* Work to complete
Copy every line of the data that contains the string "Piscina".

* Input for this task
──────────────────────────────
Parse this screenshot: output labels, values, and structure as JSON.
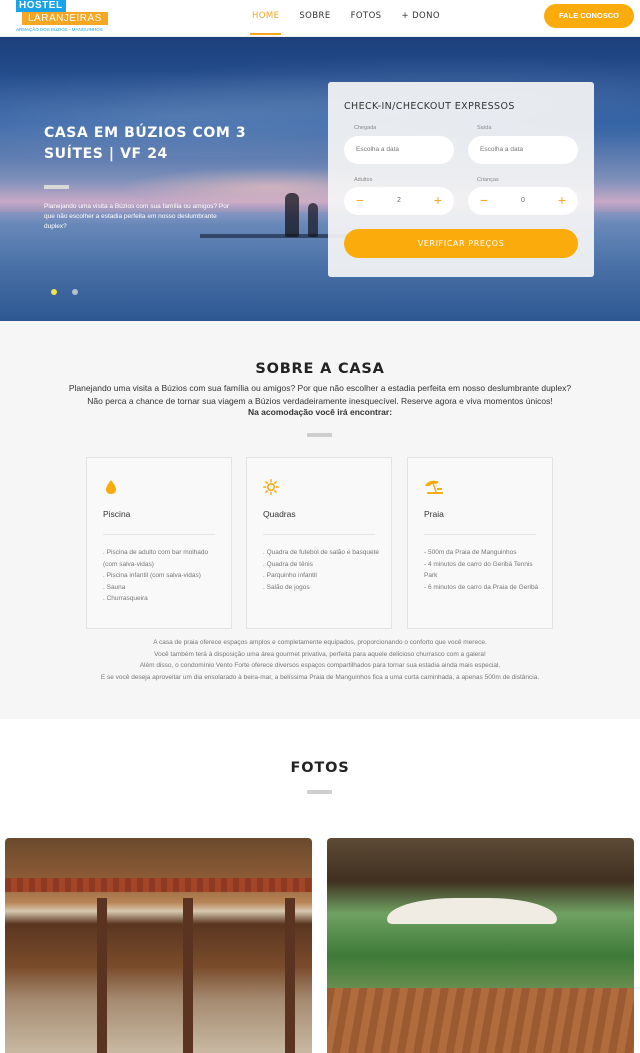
{
  "header": {
    "logo": {
      "top": "HOSTEL",
      "main": "LARANJEIRAS",
      "sub": "ARMAÇÃO DOS BÚZIOS - MANGUINHOS"
    },
    "nav": [
      {
        "label": "HOME",
        "active": true
      },
      {
        "label": "SOBRE",
        "active": false
      },
      {
        "label": "FOTOS",
        "active": false
      },
      {
        "label": "+ DONO",
        "active": false
      }
    ],
    "cta_label": "FALE CONOSCO"
  },
  "hero": {
    "title": "CASA EM BÚZIOS COM 3 SUÍTES | VF 24",
    "text": "Planejando uma visita a Búzios com sua família ou amigos? Por que não escolher a estadia perfeita em nosso deslumbrante duplex?",
    "slides": 2,
    "active_slide": 1
  },
  "booking": {
    "title": "CHECK-IN/CHECKOUT EXPRESSOS",
    "checkin_label": "Chegada",
    "checkin_value": "Escolha a data",
    "checkout_label": "Saída",
    "checkout_value": "Escolha a data",
    "adults_label": "Adultos",
    "adults_value": "2",
    "children_label": "Crianças",
    "children_value": "0",
    "minus": "−",
    "plus": "+",
    "button": "VERIFICAR PREÇOS"
  },
  "sobre": {
    "title": "SOBRE A CASA",
    "intro_1": "Planejando uma visita a Búzios com sua família ou amigos? Por que não escolher a estadia perfeita em nosso deslumbrante duplex?",
    "intro_2": "Não perca a chance de tornar sua viagem a Búzios verdadeiramente inesquecível. Reserve agora e viva momentos únicos!",
    "intro_strong": "Na acomodação você irá encontrar:",
    "cards": [
      {
        "icon": "drop-icon",
        "title": "Piscina",
        "items": [
          ". Piscina de adulto com bar molhado (com salva-vidas)",
          ". Piscina infantil (com salva-vidas)",
          ". Sauna",
          ". Churrasqueira"
        ]
      },
      {
        "icon": "sun-icon",
        "title": "Quadras",
        "items": [
          ". Quadra de futebol de salão e basquete",
          ". Quadra de tênis",
          ". Parquinho infantil",
          ". Salão de jogos"
        ]
      },
      {
        "icon": "beach-umbrella-icon",
        "title": "Praia",
        "items": [
          "- 500m da Praia de Manguinhos",
          "- 4 minutos de carro do Geribá Tennis Park",
          "- 6 minutos de carro da Praia de Geribá"
        ]
      }
    ],
    "para": [
      "A casa de praia oferece espaços amplos e completamente equipados, proporcionando o conforto que você merece.",
      "Você também terá à disposição uma área gourmet privativa, perfeita para aquele delicioso churrasco com a galera!",
      "Além disso, o condomínio Vento Forte oferece diversos espaços compartilhados para tornar sua estadia ainda mais especial.",
      "E se você deseja aproveitar um dia ensolarado à beira-mar, a belíssima Praia de Manguinhos fica a uma curta caminhada, a apenas 500m de distância."
    ]
  },
  "fotos": {
    "title": "FOTOS"
  },
  "colors": {
    "accent": "#fbab0c",
    "brand_blue": "#1aa3e8"
  }
}
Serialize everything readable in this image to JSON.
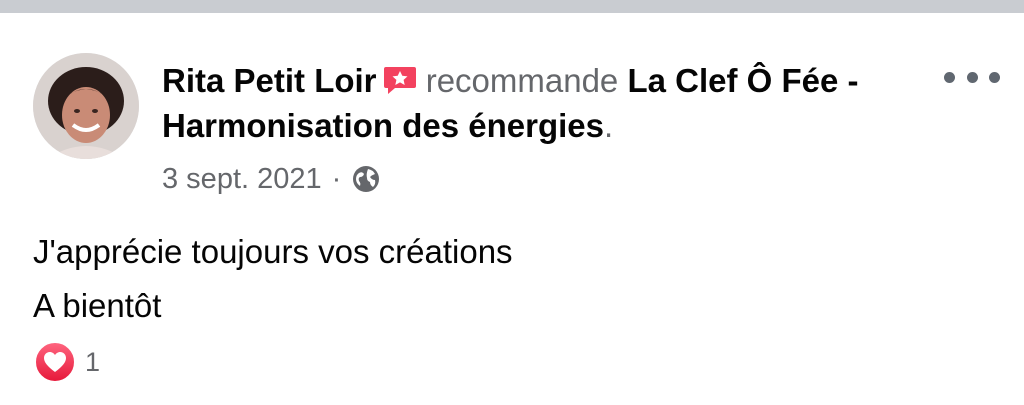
{
  "post": {
    "author": "Rita Petit Loir",
    "author_icon": "recommendation-star-icon",
    "verb": "recommande",
    "page_name": "La Clef Ô Fée - Harmonisation des énergies",
    "period": ".",
    "date": "3 sept. 2021",
    "separator": "·",
    "privacy_icon": "globe-icon",
    "body_lines": [
      "J'apprécie toujours vos créations",
      "A bientôt"
    ],
    "reaction_icon": "love-reaction-icon",
    "reaction_count": "1"
  },
  "colors": {
    "divider": "#c9ccd1",
    "text_primary": "#050505",
    "text_secondary": "#65676b",
    "recommend_icon": "#f3425f",
    "love": "#f33e58"
  }
}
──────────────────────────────
* Written reply
        "title": "Piscina",
          ". Piscina de adulto com bar molhado (com salva-vidas)",
          ". Piscina infantil (com salva-vidas)",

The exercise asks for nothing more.